By Jarrett Renshaw
(Reuters) – President Joe Biden on Thursday will visit the Gulf Coast state of Louisiana, which has backed Republicans in U.S. elections for the past two decades, to tout his plans to invest in water and storm projects in cities that have been battered by hurricanes.
Biden, a Democrat, will visit both the decidedly liberal-leaning city of New Orleans, still scarred 15 years after Hurricane Katrina, and deeply conservative Lake Charles, a city of 77,000 with a major refinery and petrochemical plants, which was slammed by Hurricanes Laura and Delta last year.
The visits are the latest stop in the White House’s “Getting America Back on Track Tour,” to promote Biden’s $2.25 trillion infrastructure spending plan and a $1.8 billion education and child-care proposal.
Biden’s push to spend more federal money on schools, roads, job training and other public-facing projects, and tax the wealthiest Americans and companies to pay for it, is popular with members of both parties. But the plans face stiff opposition from Republican lawmakers.
The White House is betting trips like this will build public support for Biden and his spending proposals, even among Republican voters who backed former President Donald Trump, who continues to hold enormous sway over his party.
Biden plans to tour one of New Orleans’ aging facilities that houses water purification equipment and turbines for drainage pumps, which help pump out water during storm events. “Storm-hardening” projects that invest in dams and levies are a potentially popular idea in a Gulf Coast state increasingly threatened with extreme weather that scientists blame on climate change.
Biden is asking Congress for $50 billion to improve the resiliency of infrastructure nationwide, and additional support to help areas recover from disaster.
Congressional Republicans oppose Biden’s proposed $2.25 trillion in infrastructure spending over a decade, saying the higher taxes that would be levied on corporations to fund it would cost jobs and slow the economy.
Some Republicans have offered a far smaller package, $568 billion, focused on roads, bridges, broadband access and drinking water improvements. However, much of that reflects money that the federal government is already expected to spend for that infrastructure.

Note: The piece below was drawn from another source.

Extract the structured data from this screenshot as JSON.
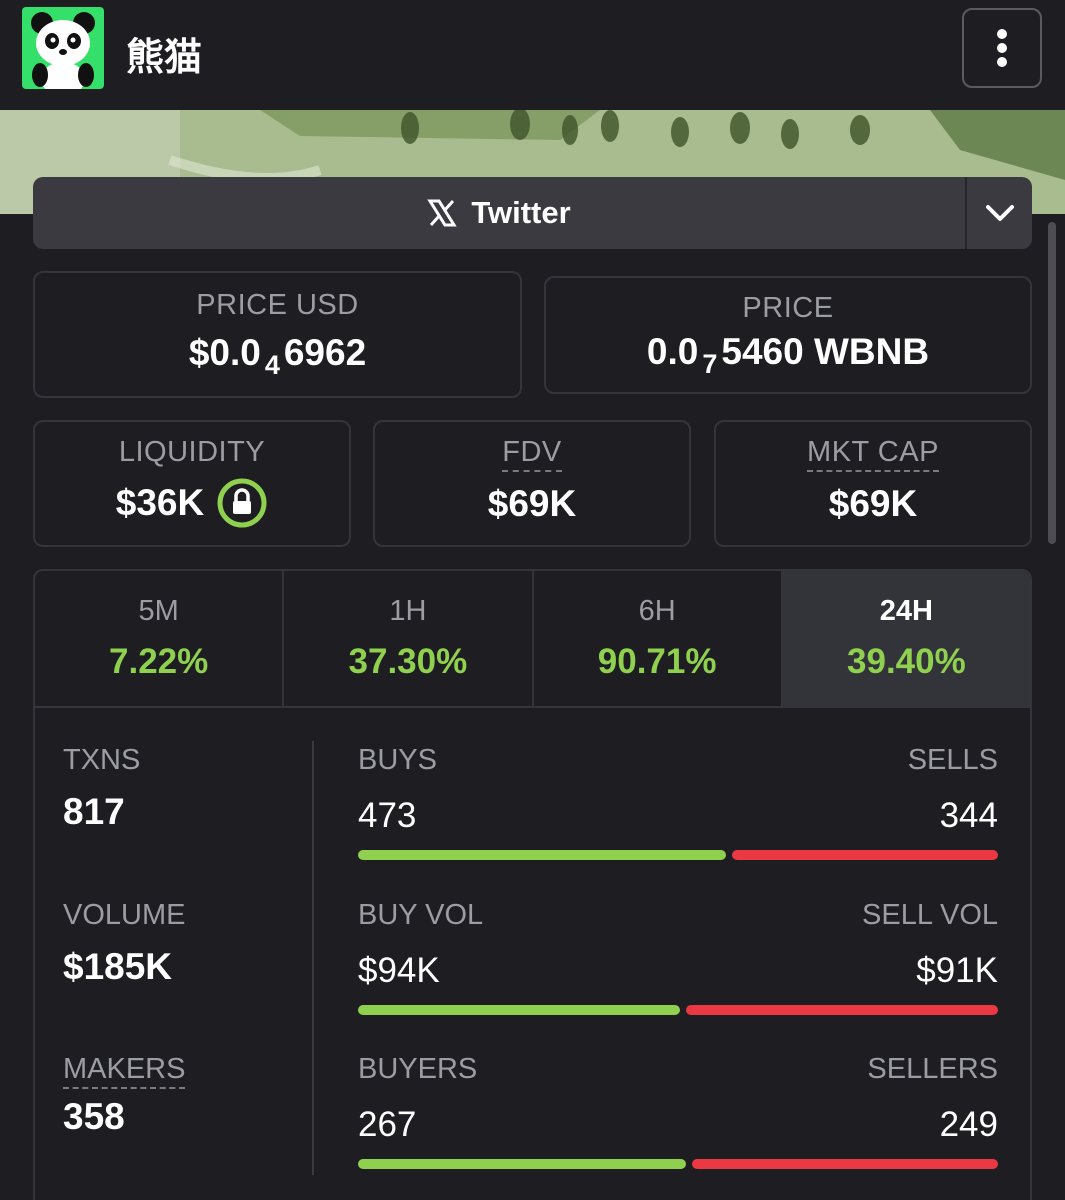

U.S. Senate Minority Leader Mitch McConnell predicted last week that Biden’s infrastructure and jobs plan will not get support from Republican lawmakers.
“I’m going to fight them every step of the way, because I think this is the wrong prescription for America,” McConnell said in an event in his home state of Kentucky last month. In the closely divided Senate, Biden would need every Democratic vote if no Republicans support the bill.
Biden brushed off the comment on Wednesday when asked about it by reporters at the White House. He recalled that McConnell said something similar when former President Barack Obama was in office, but yet “I was able to get a lot done with him.”
(Reporting by Jarrett Renshaw; Editing by Heather Timmons and Leslie Adler)